The same Christian influence made him an inveterate opponent of war. Whilst in recent years the Labour Party has been led by a man who cajoled them into supporting an illegal war sold on false premises, Lansbury heroically and at some cost in terms of being physically attacked, opposed the slaughter that was the First world War. He believed that Christ tells us in word and example that to kill is wrong. This commitment to non violence would eventually be destructive in terms of his leadership of the Labour Party. He knew that faced with the radical evil that is Nazism his principles would be unnacceptable to the party he was so committed to. He was willing to step down but persuaded not to do so until Bevin administered the final and ruthless coup de grace. He carried on making efforts to avert a war but was to sadly die early in the Second World War.

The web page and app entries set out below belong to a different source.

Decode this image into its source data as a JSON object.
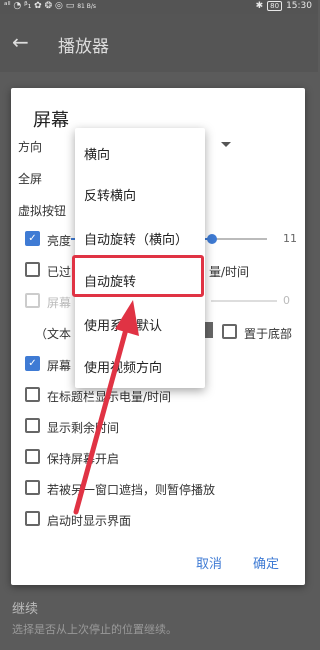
{
  "status_bar": {
    "left_icons": "ᵃˡˡ ◔ ᵝ₁ ✿ ❂ ◎ ▭",
    "speed": "81 B/s",
    "bluetooth": "✱",
    "battery": "80",
    "time": "15:30"
  },
  "app_bar": {
    "back": "←",
    "title": "播放器"
  },
  "background": {
    "item_title": "继续",
    "item_subtitle": "选择是否从上次停止的位置继续。"
  },
  "dialog": {
    "title": "屏幕",
    "orientation_label": "方向",
    "fullscreen_label": "全屏",
    "virtual_buttons_label": "虚拟按钮",
    "brightness_label": "亮度",
    "brightness_value": "11",
    "brightness_fraction": 0.72,
    "row_partial_1": "已过时",
    "row_partial_1_tail": "量/时间",
    "row_partial_2": "屏幕",
    "row_partial_2_value": "0",
    "text_label": "（文本",
    "bottom_label": "置于底部",
    "screen_row_partial": "屏幕",
    "show_battery_title": "在标题栏显示电量/时间",
    "show_remaining": "显示剩余时间",
    "keep_screen_on": "保持屏幕开启",
    "pause_if_covered": "若被另一窗口遮挡，则暂停播放",
    "show_ui_on_start": "启动时显示界面",
    "cancel": "取消",
    "ok": "确定"
  },
  "menu": {
    "items": [
      "横向",
      "反转横向",
      "自动旋转（横向）",
      "自动旋转",
      "使用系统默认",
      "使用视频方向"
    ]
  },
  "colors": {
    "accent": "#3f7bd4",
    "annotation": "#e03344"
  }
}
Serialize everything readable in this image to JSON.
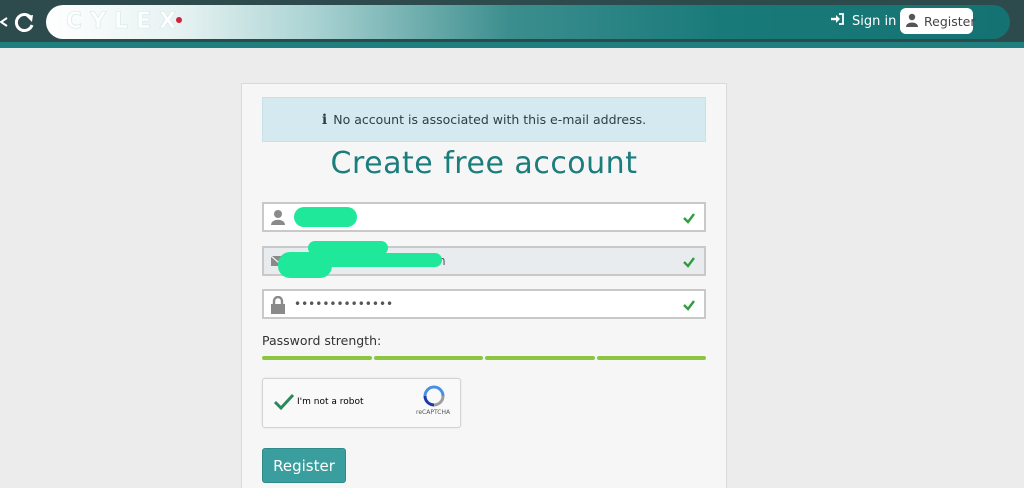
{
  "header": {
    "logo_text": "CYLEX",
    "signin_label": "Sign in",
    "register_label": "Register",
    "icons": {
      "back": "back-arrow-icon",
      "reload": "reload-icon",
      "signin": "sign-in-icon",
      "user": "user-icon"
    }
  },
  "alert": {
    "icon": "info-icon",
    "icon_glyph": "i",
    "text": "No account is associated with this e-mail address."
  },
  "form": {
    "title": "Create free account",
    "fields": [
      {
        "name": "name",
        "icon": "user-icon",
        "value": "",
        "valid": true
      },
      {
        "name": "email",
        "icon": "envelope-icon",
        "value": "bloga",
        "value_tail": "n",
        "valid": true
      },
      {
        "name": "password",
        "icon": "lock-icon",
        "value": "••••••••••••••",
        "valid": true
      }
    ],
    "password_strength_label": "Password strength:",
    "password_strength_segments": 4,
    "password_strength_level": 4,
    "captcha": {
      "label": "I'm not a robot",
      "brand": "reCAPTCHA",
      "checked": true
    },
    "submit_label": "Register"
  },
  "colors": {
    "accent": "#1c7d7d",
    "button": "#3b9e9e",
    "strength": "#8cc63f",
    "check": "#2e9e3e",
    "topbar": "#2d4a4d"
  }
}
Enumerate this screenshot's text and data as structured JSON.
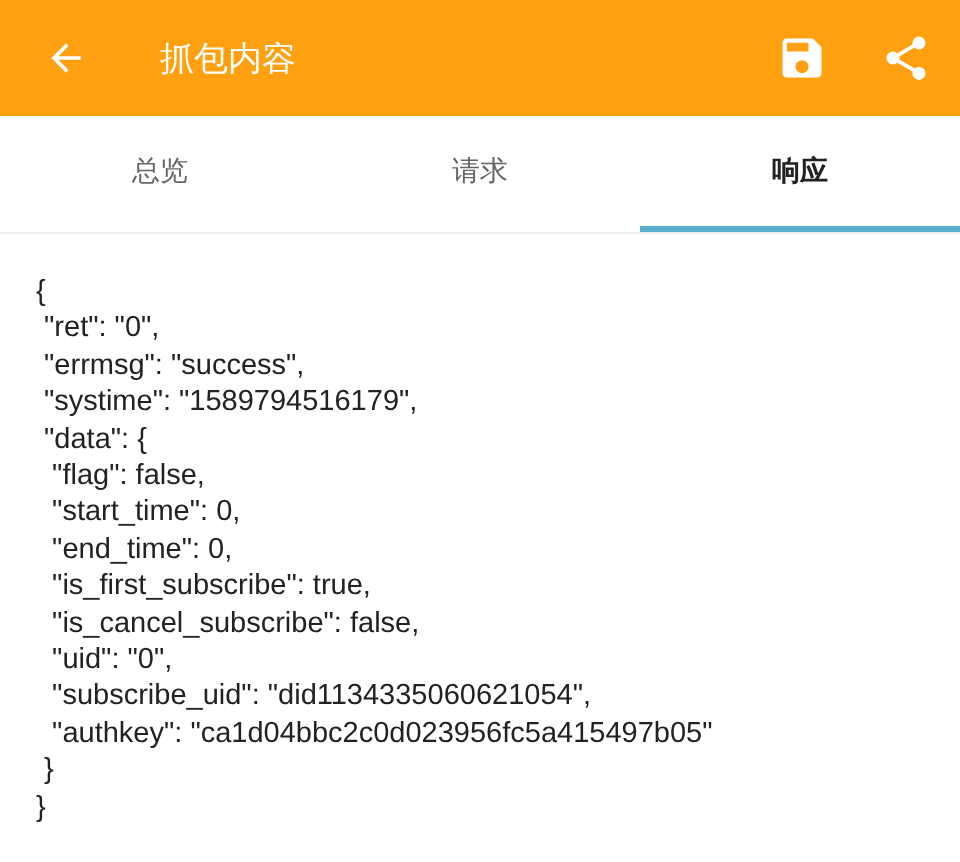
{
  "app_bar": {
    "title": "抓包内容"
  },
  "tabs": [
    {
      "label": "总览",
      "selected": false
    },
    {
      "label": "请求",
      "selected": false
    },
    {
      "label": "响应",
      "selected": true
    }
  ],
  "response_body": "{\n \"ret\": \"0\",\n \"errmsg\": \"success\",\n \"systime\": \"1589794516179\",\n \"data\": {\n  \"flag\": false,\n  \"start_time\": 0,\n  \"end_time\": 0,\n  \"is_first_subscribe\": true,\n  \"is_cancel_subscribe\": false,\n  \"uid\": \"0\",\n  \"subscribe_uid\": \"did1134335060621054\",\n  \"authkey\": \"ca1d04bbc2c0d023956fc5a415497b05\"\n }\n}"
}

What can one say about this? In a way he was unlucky to lead the Labour Party at a time when the most radically evil force in modern history was threatening all that was decent. Many said that on the peace matter he was not practical but his opposition to the First World War had been practical and if heeded might have saved the world from the horrors not just of 1914-18 but also 1939-45. Still in a world today when so much of politics is conducted by “dessicated calculating machine” type politicians playing a game I find something very attractive about a man who demonstrated deep principles rooted in Christ. Certainly a question that comes from studying Lansbury is how one handles seeming contradictions between real politics and faith. In the case of war Lansbury himself is aware that pacifism has its costs and needs to be conducted with bravery. Yet who can say that war is without cost and often contributes to a continuation of the cycle of violence and destruction.
Lansbury stands out on other issues as well. He was a supporter of womens' suffrage at a time when many in the labour movement regarded it as a side issue. Lansbury even resigned his Parliamentary seat over the issue to fight a by election which he lost. Another example it might be said of principle winning out over political judgement. Equally he stood firm in a conviction regarding the advantages of total abstinence. It is likely that this concern regarding alcohol came from having a father who drank rather too much. The later George Thomas who was later to be Speaker of the House of commons recalled with thanksgiving a visit by Lansbury to his constituency to speak against the demon drink which both men felt had destructive effects on many families.
Of course Lansbury made political misjudgements. Yet I see him as an inspirational follower of Jesus. His life reminds us of the twin gospel imperatives of being in solidarity with the poor and opposing the very principle of war. These stances built on Jesus are stances that Christians and Socialists today would do well to emulate. Every time I read more than a page or two of scriptures I come to the conclusion that to neglect these emphases is inconsistent with being follower as opposed to fans of Jesus.
In the next few weeks I will re read the book with more care than I managed on my first reading. I want to reconnect with the vision of a man whose politics were of the greatest nobility. But then as a follower of Jesus I know that for me discipleship means being in solidarity with the poor and being an inveterate enemy of war even if such a path is countercultural.